(Saved entries)
=-=-=-=-=
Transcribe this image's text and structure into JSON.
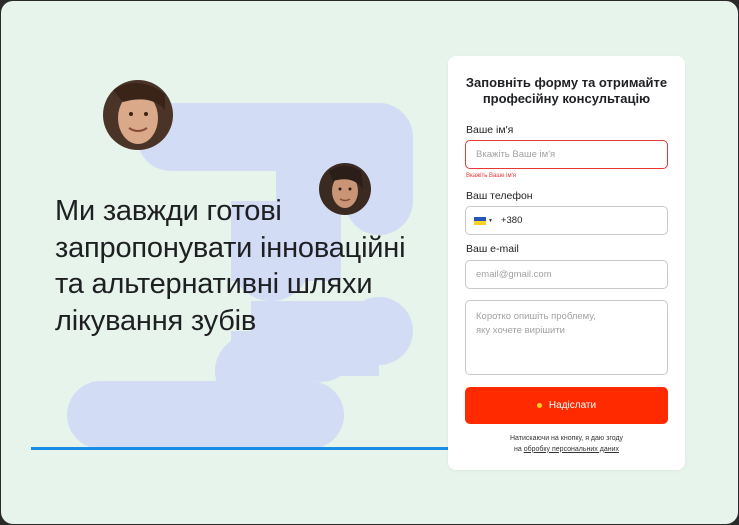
{
  "hero": {
    "headline_lines": [
      "Ми завжди готові",
      "запропонувати інноваційні",
      "та альтернативні шляхи",
      "лікування зубів"
    ]
  },
  "form": {
    "title_line1": "Заповніть форму та отримайте",
    "title_line2": "професійну консультацію",
    "name_label": "Ваше ім'я",
    "name_placeholder": "Вкажіть Ваше ім'я",
    "name_error": "Вкажіть Ваше ім'я",
    "phone_label": "Ваш телефон",
    "phone_code": "+380",
    "email_label": "Ваш e-mail",
    "email_placeholder": "email@gmail.com",
    "message_placeholder": "Коротко опишіть проблему,\nяку хочете вирішити",
    "submit_label": "Надіслати",
    "consent_line1": "Натискаючи на кнопку, я даю згоду",
    "consent_prefix": "на ",
    "consent_link": "обробку персональних даних"
  },
  "colors": {
    "background": "#e6f4ec",
    "dots": "#d3dcf5",
    "accent": "#ff2a00",
    "line": "#1a8de6",
    "error": "#e53935"
  },
  "icons": {
    "flag": "ukraine-flag-icon",
    "submit_dot": "dot-icon"
  }
}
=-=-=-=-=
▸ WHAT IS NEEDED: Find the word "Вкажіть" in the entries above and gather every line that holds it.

▸ EXERCISE SOLUTION:
    "name_placeholder": "Вкажіть Ваше ім'я",
    "name_error": "Вкажіть Ваше ім'я",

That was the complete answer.